Project Information

Project Title:

Cesarean section: impact on infant gut microbiota, childhood obesity and allergic disease

Principal Investigator(s):

Kozyrskyj, Anita L


Azad, Meghan; Becker, Allan B; Chari, Radha S; Dinu, Irina; Field, Catherine J; Guttman, David S; Haqq, Andrea M; Mandhane, Piush; Scott, James A; Subbarao, Padmaja; Turvey, Stuart E

Institution Paid:

University of Alberta

Research Institution:

University of Alberta 




Operating Grant  – PA: Existing and Emerging Threats & Chronic Disease



Assigned Peer Review Committee:

CIA Clinical Investigation – A

Primary Institute:

Human Development, Child and Youth Health 

Primary Theme:

Health systems/services

Term (Yrs/Mths):

1 yr 0 mth  

CIHR Contribution:





The World Health Organization recommends that the rate of Cesarean section (CS) should be no higher than 15% and that infants should not be fed anything other than breast milk for the first 6 months.
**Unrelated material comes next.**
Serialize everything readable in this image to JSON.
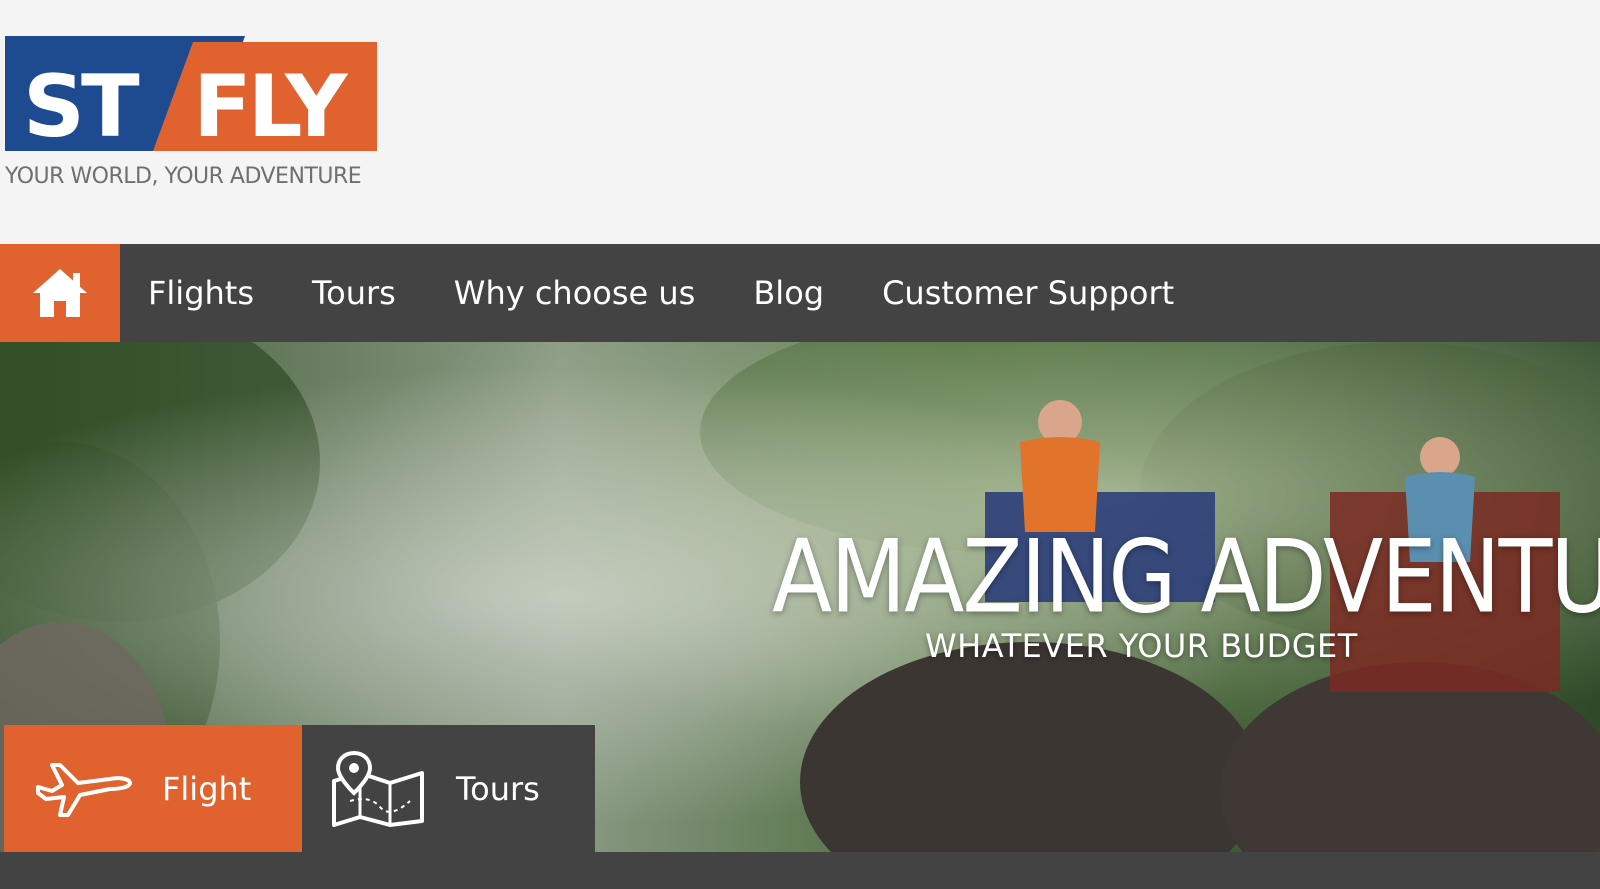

Currently in Canada, 27% of births are by CS, up from 18% in the mid 1990s. Also, only 14% of Canadian infants are strictly breastfed for the first six months of life and less so if they are born by CS. The consequences of decision-making around birth method and infant feeding should not be underestimated. Beyond risks to the mother and infant at the time of delivery, long term health effects are associated with CS birth, including allergy, asthma and overweight. Breastfeeding provides health benefits to the child by reducing the risk of these conditions. It is thought that health outcomes related to CS and breastfeeding may be due to changes in the bacteria living in the intestinal tract, called the gut microbiota. This community of beneficial bacteria evolves in response to the bacterial environment of the infant. Normally, the first exposure to microbes is the bacteria encountered in the birth canal. In a CS-delivered infant, exposures come from the mother’s skin and hospital environment. Antibiotic treatment to prevent infection in CS may also affect the development of infant gut microbiota. A clearer understanding is needed of how the gut microbiota is affected by birth method and early feeding, and how these changes affect the health of the child later in life. The main goal of our research in 3,300 healthy Canadian infants is to understand long term child health outcomes arising from changes in the development of the infant gut microbiota in response to CS delivery. A secondary goal is to determine how other factors, like breastfeeding and antibiotic use, alter the effects of CS on the infant gut microbiota. This will help parents and physicians make more informed decisions about birth method and infant feeding.